• **Aim of the task**
Check each line of the material. Copy those containing "value".

• **Available data**

......

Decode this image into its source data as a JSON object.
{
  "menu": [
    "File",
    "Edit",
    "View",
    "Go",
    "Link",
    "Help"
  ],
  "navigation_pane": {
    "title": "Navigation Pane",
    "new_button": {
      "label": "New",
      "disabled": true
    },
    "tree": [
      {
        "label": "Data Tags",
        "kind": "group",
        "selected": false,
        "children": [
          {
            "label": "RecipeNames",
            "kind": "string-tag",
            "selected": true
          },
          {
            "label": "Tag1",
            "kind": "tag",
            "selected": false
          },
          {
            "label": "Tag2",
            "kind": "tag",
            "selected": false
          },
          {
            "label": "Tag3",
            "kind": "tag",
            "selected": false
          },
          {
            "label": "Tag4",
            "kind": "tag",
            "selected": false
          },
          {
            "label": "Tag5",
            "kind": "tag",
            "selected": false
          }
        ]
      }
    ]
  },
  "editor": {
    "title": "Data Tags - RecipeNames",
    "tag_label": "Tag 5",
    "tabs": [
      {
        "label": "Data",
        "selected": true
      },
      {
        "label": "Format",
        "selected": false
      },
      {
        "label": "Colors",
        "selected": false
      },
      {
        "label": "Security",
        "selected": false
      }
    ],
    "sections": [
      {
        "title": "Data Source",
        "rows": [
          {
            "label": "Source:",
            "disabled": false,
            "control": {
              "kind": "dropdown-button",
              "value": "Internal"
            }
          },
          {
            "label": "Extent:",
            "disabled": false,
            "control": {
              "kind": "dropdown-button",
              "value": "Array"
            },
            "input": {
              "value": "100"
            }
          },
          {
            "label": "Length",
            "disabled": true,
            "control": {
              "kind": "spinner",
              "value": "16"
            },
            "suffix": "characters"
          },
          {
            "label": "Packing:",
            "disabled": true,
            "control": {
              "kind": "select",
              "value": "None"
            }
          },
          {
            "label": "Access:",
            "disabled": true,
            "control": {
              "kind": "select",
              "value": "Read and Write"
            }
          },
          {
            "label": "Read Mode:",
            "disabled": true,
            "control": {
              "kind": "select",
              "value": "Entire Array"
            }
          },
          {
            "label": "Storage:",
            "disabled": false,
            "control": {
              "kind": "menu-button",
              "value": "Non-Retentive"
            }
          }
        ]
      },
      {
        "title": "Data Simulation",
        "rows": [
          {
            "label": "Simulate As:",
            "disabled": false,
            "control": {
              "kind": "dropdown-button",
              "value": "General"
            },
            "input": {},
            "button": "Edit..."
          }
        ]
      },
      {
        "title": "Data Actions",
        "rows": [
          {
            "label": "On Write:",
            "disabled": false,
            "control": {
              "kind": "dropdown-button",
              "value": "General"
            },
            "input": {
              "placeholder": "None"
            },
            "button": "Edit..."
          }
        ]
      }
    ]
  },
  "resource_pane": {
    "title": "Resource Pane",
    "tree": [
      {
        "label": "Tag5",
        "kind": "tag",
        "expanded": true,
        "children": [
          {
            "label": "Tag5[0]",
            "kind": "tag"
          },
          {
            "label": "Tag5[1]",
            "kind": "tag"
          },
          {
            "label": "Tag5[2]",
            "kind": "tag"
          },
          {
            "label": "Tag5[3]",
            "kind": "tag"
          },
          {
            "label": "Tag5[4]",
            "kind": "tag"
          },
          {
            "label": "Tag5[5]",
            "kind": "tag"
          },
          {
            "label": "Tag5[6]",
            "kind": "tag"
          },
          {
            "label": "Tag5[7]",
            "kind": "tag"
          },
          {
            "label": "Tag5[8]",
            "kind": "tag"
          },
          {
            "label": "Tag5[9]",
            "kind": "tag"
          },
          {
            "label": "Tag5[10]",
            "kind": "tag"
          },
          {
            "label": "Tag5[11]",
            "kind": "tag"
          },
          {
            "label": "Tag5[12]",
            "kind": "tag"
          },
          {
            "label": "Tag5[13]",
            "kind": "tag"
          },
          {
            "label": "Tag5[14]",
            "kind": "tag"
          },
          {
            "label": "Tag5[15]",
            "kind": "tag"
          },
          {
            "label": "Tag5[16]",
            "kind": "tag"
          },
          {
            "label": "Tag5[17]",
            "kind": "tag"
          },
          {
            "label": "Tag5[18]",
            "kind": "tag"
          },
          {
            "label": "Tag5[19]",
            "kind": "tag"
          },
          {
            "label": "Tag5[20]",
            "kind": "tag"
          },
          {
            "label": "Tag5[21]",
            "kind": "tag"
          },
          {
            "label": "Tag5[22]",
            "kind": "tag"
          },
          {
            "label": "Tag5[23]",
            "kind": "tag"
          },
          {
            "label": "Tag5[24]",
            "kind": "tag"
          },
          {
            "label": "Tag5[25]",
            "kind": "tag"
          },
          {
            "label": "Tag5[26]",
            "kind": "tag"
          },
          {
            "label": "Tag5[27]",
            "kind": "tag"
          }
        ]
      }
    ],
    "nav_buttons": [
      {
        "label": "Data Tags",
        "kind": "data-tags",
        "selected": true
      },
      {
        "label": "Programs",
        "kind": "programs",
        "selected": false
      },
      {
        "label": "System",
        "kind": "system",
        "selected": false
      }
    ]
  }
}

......

• **Exercise answer**
              "value": "Internal"
              "value": "Array"
              "value": "100"
              "value": "16"
              "value": "None"
              "value": "Read and Write"
              "value": "Entire Array"
              "value": "Non-Retentive"
              "value": "General"
              "value": "General"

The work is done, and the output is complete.